For once, this sort of claim (familiar in the world of tech boosterism) is more than hyperbole. With abundant satellite imagery, whole new realms of data analysis are opened up. Investors will be able to predict the price of food by studying a country’s farmland; they can gauge a gold mine’s productivity by sizing up its slag heaps. One story that’s common in the Skybox mythos is of an analyst at UBS who was able to predict Walmart’s quarterly earnings in 2010 by simply watching the store’s parking lots and calculating the volume of customers.
“There’s an emerging industry here – although Google’s business model is a mystery,” said Marc Dautlich, a lawyer specialising in technology and data protection. “They could sell the images themselves or sell value-added services.”
Google has so far said that Skybox’s satellites will be primarily used to keep its maps up-to-date, but that they’ll also be exploring how to deploy the technology alongside their other aerospace ventures, including Project Loon (using weather balloons to deliver internet connections in remote locations) and Titan Aerospace (which builds high-altitude, solar-powered drones that can stay aloft for years).
There’s no doubt that Google will continue with these benevolent, public-friendly ventures, but the proven ability of Skybox’s satellites to measure anything from the fullness of oil containers in Saudi Arabia to the volume of air traffic in Beijing airport dovetails far too neatly with the company’s mission-statement: “Organise the world’s information and make it universally accessible and useful.”
From the first time Google indexed the nascent world wide web in 1998 to the launch of Google Earth in 2005, the search giant has understood that in order to find information you need a good map.
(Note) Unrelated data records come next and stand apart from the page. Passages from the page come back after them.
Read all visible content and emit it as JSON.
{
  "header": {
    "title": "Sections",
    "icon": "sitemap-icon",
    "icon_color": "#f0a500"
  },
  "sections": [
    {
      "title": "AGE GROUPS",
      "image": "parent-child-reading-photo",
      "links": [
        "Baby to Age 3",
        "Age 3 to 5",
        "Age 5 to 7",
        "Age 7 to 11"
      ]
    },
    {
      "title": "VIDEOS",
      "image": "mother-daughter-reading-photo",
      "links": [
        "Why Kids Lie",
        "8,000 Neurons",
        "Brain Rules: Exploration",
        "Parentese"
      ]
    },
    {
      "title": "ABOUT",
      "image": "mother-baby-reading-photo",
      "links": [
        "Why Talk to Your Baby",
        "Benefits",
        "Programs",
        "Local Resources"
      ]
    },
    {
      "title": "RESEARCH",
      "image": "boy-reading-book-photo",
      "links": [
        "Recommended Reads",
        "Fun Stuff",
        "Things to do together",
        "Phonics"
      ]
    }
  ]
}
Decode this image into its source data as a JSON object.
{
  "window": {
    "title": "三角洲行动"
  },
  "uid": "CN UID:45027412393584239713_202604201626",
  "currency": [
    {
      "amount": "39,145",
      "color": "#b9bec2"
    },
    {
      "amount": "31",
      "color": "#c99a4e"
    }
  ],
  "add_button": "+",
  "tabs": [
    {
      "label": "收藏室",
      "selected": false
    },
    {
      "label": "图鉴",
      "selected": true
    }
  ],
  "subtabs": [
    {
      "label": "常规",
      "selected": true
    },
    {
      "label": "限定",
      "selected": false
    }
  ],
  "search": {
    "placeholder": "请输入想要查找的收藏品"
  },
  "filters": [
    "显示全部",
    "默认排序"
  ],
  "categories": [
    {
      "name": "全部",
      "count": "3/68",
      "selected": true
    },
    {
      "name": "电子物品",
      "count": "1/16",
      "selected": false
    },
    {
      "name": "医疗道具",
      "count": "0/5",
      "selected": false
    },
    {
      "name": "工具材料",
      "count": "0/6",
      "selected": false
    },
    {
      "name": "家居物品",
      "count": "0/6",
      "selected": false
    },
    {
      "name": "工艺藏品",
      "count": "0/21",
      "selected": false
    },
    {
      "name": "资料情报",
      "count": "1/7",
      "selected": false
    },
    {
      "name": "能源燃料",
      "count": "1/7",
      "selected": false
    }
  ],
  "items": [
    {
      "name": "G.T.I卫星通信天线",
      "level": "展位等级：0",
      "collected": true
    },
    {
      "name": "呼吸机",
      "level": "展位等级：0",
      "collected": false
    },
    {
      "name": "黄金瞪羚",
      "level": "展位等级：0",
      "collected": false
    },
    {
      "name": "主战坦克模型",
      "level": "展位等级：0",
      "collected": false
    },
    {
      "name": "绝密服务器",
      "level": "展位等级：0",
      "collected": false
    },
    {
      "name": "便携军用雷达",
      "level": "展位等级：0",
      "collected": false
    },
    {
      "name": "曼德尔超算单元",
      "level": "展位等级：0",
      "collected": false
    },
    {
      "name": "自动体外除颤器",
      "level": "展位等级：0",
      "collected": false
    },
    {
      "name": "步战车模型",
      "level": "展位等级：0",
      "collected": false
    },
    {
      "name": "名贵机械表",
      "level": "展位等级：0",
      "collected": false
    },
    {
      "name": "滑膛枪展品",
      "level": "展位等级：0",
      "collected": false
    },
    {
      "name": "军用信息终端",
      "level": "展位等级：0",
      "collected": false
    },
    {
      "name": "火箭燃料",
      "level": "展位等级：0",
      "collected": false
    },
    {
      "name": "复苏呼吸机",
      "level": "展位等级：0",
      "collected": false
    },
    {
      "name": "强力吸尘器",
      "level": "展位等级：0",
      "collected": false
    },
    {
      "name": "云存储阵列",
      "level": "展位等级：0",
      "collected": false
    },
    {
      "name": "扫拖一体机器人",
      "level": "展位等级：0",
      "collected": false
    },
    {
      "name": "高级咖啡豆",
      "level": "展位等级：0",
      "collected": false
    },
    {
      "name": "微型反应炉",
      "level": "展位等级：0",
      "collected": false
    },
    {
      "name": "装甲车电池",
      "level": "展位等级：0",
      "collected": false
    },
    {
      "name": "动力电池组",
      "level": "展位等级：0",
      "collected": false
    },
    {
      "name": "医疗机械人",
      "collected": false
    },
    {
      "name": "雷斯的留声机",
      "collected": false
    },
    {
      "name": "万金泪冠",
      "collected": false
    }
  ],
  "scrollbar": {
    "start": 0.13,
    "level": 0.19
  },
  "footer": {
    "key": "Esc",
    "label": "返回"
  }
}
With the purchase of Skybox, Google is set to have the best maps the world has ever seen.